In this episode of ‘Making it in Ontario’, Nick sits down with Sohrab Haghighat, the co-founder and CEO of SpaceRyde – Canada’s first orbital class rocket manufacturer. SpaceRyde’s goal is to build a rocket that will give Canada domestic access to space at a substantially reduced cost.

However, what truly sets them apart is their solution for getting out of the lower atmosphere – traditionally, the most expensive, wasteful, and deadly part of the voyage. Rather than using more power, they simply use a balloon.

SpaceRyde’s solution is remarkably simple: float the rocket above 99 percent of the atmosphere with a weather balloon and launch from there. According to Haghighat, by doing so, they can build a rocket that uses “methodologies that are significantly cheaper than what it usually takes to manufacture a rocket…and these are savings that we can directly pass along to our customers.” 

Sohrab standing next to a component of the Ryder rocket engine.
Sohrab Haghighat standing next to a component of the Ryder rocket engine.

The density of the lower atmosphere makes it difficult to launch rockets. As the rocket accelerates through the atmosphere to reach an orbital speed of eight kilometres per second, atmospheric pressure pushes back on the vehicle (reaching a maximum point known as Max-Q). This increases the costs of building the launch vehicle, which must be designed to withstand these conditions.

The intense pace of technological development means that projects risk being outdated by launch day. According to Haghighat, the current wait times for a spot on SpaceX’s Falcon 9 are around two years and come at a cost of $1.1 Million for a load of 200 kilograms or less. SpaceRyde is looking to launch customer payloads to the orbital path of their choice for $250,000 and much more frequently. This is important because the current trajectory of space innovation is outpacing launch schedules, creating bottlenecks (especially in countries without domestic access to space). By having access to more frequent and affordable launches, the margin of error goes down and innovation can progress.

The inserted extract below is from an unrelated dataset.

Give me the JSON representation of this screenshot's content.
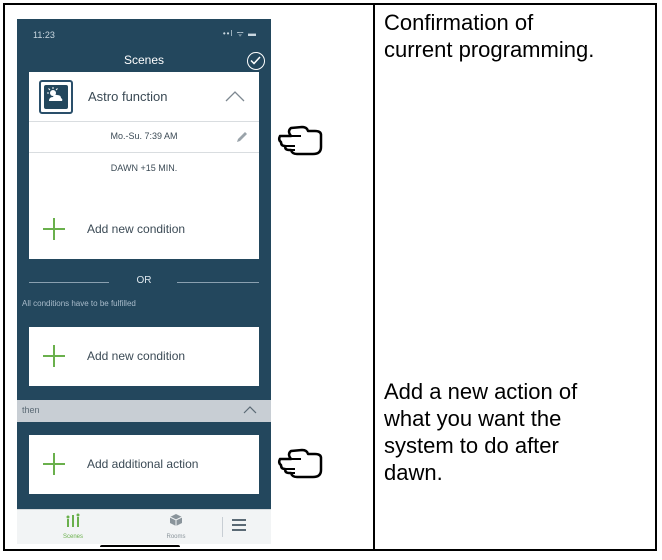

Col. Hadfield addressing media and SpaceRyde staff at their launch day.
Col. Hadfield addressing media and SpaceRyde staff at their launch day.

It’s impossible to predict all the innovations this new technology will spawn. However, orbit just got a lot closer for Canada and Ontario. Have a listen.

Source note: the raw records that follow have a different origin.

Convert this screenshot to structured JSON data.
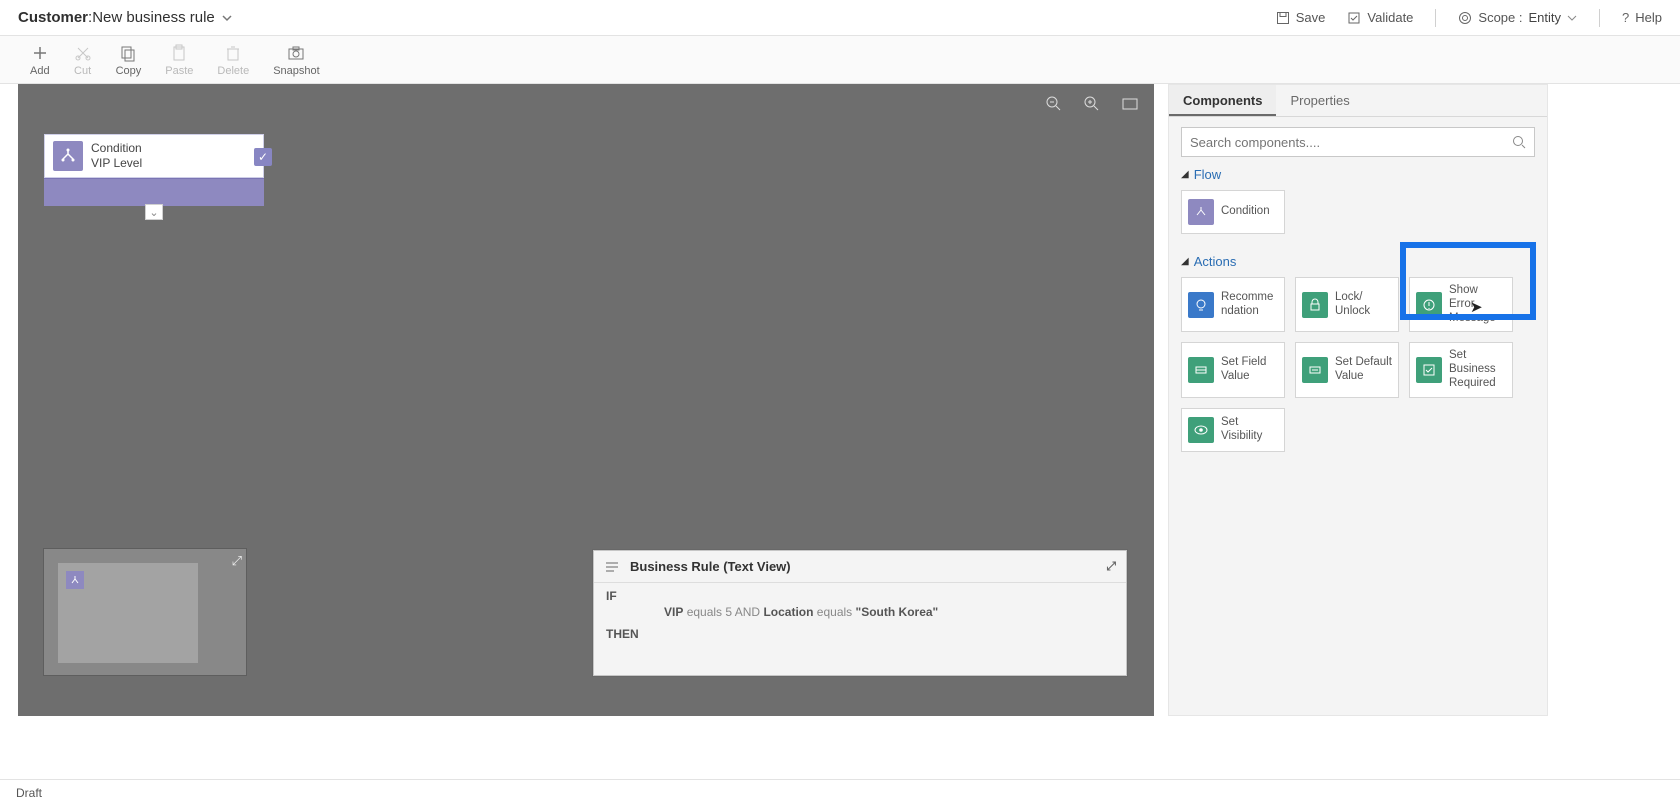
{
  "header": {
    "entity": "Customer",
    "title": "New business rule",
    "save": "Save",
    "validate": "Validate",
    "scope_label": "Scope :",
    "scope_value": "Entity",
    "help": "Help"
  },
  "toolbar": {
    "add": "Add",
    "cut": "Cut",
    "copy": "Copy",
    "paste": "Paste",
    "delete": "Delete",
    "snapshot": "Snapshot"
  },
  "canvas": {
    "condition": {
      "type": "Condition",
      "name": "VIP Level"
    }
  },
  "textview": {
    "title": "Business Rule (Text View)",
    "if": "IF",
    "then": "THEN",
    "rule": {
      "f1": "VIP",
      "op1": "equals",
      "v1": "5",
      "conj": "AND",
      "f2": "Location",
      "op2": "equals",
      "v2": "\"South Korea\""
    }
  },
  "rightpanel": {
    "tabs": {
      "components": "Components",
      "properties": "Properties"
    },
    "search_placeholder": "Search components....",
    "groups": {
      "flow": "Flow",
      "actions": "Actions"
    },
    "tiles": {
      "condition": "Condition",
      "recommendation": "Recomme\nndation",
      "lock": "Lock/\nUnlock",
      "error": "Show Error\nMessage",
      "setfield": "Set Field\nValue",
      "setdefault": "Set Default\nValue",
      "bizreq": "Set\nBusiness\nRequired",
      "visibility": "Set\nVisibility"
    }
  },
  "footer": {
    "status": "Draft"
  }
}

0:00:00-0:03:37 – Intro
0:03:38-0:04:07 – Meeting our guest, Sohrab Haghighat
0:04:08-0:04:43 – Sitting in Canada’s first Rocket Factory – This is SpaceRyde
0:04:44-0:07:27 – SpaceRyde’s solution to getting off the ground & out of the lower atmosphere
0:07:28-0:09:24 – Rocket Science 101 – What is ‘Max Q’?
0:09:24-0:10:18 – Quick history of launching rockets from balloons
0:10:19-0:13:03 – Discussing the Ryder rocket & comparing costs to a Falcon 9 launch
0:13:04-0:17:14 – The slow pace of technological evolution in space travel (& SpaceRyde’s solution)
0:17:15-0:20:07 – Opening the doors for additional manufacturing innovation – the costs of not going to space
0:20:08-0:22:26 – SpaceRyde’s plans for their rocket – THE network of orbital rockets
0:22:27-0:26:00 – Rocket Science 102 – Vacuum vs sea-level rocket engines (& why the difference matters)
0:26:01-0:27:07 – Sohrab’s academic/professional path to “Canada’s first Rocket Factory”
0:27:08-0:31:29 – Sohrab’s story of how he got to where he is
0:31:30-0:34:17 – Why Canada?
0:34:18-0:35:51 – Canada’s going to the moon!